Assignment.
All entries, exactly as written, should be output again.

Data about app and page elements.

#####

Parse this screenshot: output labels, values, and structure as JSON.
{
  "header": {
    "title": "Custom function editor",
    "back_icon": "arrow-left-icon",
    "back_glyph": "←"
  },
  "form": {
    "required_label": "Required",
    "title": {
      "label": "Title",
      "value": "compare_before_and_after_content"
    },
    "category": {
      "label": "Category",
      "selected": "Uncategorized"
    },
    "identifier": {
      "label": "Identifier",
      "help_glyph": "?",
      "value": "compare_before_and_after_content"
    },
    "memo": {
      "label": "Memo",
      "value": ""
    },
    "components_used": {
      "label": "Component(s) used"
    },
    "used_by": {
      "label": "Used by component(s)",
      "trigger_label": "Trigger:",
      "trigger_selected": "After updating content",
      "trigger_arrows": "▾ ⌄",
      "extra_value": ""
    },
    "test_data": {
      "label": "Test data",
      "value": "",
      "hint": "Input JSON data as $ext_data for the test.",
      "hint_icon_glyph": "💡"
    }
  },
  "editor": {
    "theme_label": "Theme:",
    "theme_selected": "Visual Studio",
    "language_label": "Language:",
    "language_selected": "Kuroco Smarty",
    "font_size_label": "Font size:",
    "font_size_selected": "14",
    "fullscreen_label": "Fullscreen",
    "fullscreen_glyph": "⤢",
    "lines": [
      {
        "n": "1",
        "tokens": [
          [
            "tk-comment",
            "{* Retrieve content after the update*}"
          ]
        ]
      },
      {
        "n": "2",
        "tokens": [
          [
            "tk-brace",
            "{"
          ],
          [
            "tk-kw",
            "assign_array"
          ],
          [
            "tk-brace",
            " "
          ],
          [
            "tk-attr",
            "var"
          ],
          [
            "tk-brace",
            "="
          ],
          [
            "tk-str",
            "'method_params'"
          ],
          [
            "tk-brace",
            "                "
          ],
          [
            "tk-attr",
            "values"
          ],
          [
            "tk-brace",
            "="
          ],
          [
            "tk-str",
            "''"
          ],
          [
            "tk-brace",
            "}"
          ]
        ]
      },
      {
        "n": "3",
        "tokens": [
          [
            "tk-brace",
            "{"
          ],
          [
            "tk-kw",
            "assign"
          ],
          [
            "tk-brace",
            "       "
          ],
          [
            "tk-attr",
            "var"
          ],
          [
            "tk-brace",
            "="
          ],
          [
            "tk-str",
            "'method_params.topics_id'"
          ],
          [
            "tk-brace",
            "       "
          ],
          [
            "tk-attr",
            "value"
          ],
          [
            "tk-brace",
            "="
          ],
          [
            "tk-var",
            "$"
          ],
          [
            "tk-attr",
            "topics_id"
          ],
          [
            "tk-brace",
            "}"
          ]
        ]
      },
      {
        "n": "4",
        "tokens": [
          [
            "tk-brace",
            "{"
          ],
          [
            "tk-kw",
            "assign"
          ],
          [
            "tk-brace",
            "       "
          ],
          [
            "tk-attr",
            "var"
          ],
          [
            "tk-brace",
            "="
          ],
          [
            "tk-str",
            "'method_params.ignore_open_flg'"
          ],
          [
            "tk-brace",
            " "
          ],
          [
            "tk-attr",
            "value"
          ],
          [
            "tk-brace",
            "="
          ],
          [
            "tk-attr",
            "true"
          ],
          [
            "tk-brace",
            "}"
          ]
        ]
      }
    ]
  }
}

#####

Response to the task.
Parse this screenshot: output labels, values, and structure as JSON.
{
  "header": {
    "title": "Custom function editor",
    "back_icon": "arrow-left-icon",
    "back_glyph": "←"
  },
  "form": {
    "required_label": "Required",
    "title": {
      "label": "Title",
      "value": "compare_before_and_after_content"
    },
    "category": {
      "label": "Category",
      "selected": "Uncategorized"
    },
    "identifier": {
      "label": "Identifier",
      "help_glyph": "?",
      "value": "compare_before_and_after_content"
    },
    "memo": {
      "label": "Memo",
      "value": ""
    },
    "components_used": {
      "label": "Component(s) used"
    },
    "used_by": {
      "label": "Used by component(s)",
      "trigger_label": "Trigger:",
      "trigger_selected": "After updating content",
      "trigger_arrows": "▾ ⌄",
      "extra_value": ""
    },
    "test_data": {
      "label": "Test data",
      "value": "",
      "hint": "Input JSON data as $ext_data for the test.",
      "hint_icon_glyph": "💡"
    }
  },
  "editor": {
    "theme_label": "Theme:",
    "theme_selected": "Visual Studio",
    "language_label": "Language:",
    "language_selected": "Kuroco Smarty",
    "font_size_label": "Font size:",
    "font_size_selected": "14",
    "fullscreen_label": "Fullscreen",
    "fullscreen_glyph": "⤢",
    "lines": [
      {
        "n": "1",
        "tokens": [
          [
            "tk-comment",
            "{* Retrieve content after the update*}"
          ]
        ]
      },
      {
        "n": "2",
        "tokens": [
          [
            "tk-brace",
            "{"
          ],
          [
            "tk-kw",
            "assign_array"
          ],
          [
            "tk-brace",
            " "
          ],
          [
            "tk-attr",
            "var"
          ],
          [
            "tk-brace",
            "="
          ],
          [
            "tk-str",
            "'method_params'"
          ],
          [
            "tk-brace",
            "                "
          ],
          [
            "tk-attr",
            "values"
          ],
          [
            "tk-brace",
            "="
          ],
          [
            "tk-str",
            "''"
          ],
          [
            "tk-brace",
            "}"
          ]
        ]
      },
      {
        "n": "3",
        "tokens": [
          [
            "tk-brace",
            "{"
          ],
          [
            "tk-kw",
            "assign"
          ],
          [
            "tk-brace",
            "       "
          ],
          [
            "tk-attr",
            "var"
          ],
          [
            "tk-brace",
            "="
          ],
          [
            "tk-str",
            "'method_params.topics_id'"
          ],
          [
            "tk-brace",
            "       "
          ],
          [
            "tk-attr",
            "value"
          ],
          [
            "tk-brace",
            "="
          ],
          [
            "tk-var",
            "$"
          ],
          [
            "tk-attr",
            "topics_id"
          ],
          [
            "tk-brace",
            "}"
          ]
        ]
      },
      {
        "n": "4",
        "tokens": [
          [
            "tk-brace",
            "{"
          ],
          [
            "tk-kw",
            "assign"
          ],
          [
            "tk-brace",
            "       "
          ],
          [
            "tk-attr",
            "var"
          ],
          [
            "tk-brace",
            "="
          ],
          [
            "tk-str",
            "'method_params.ignore_open_flg'"
          ],
          [
            "tk-brace",
            " "
          ],
          [
            "tk-attr",
            "value"
          ],
          [
            "tk-brace",
            "="
          ],
          [
            "tk-attr",
            "true"
          ],
          [
            "tk-brace",
            "}"
          ]
        ]
      }
    ]
  }
}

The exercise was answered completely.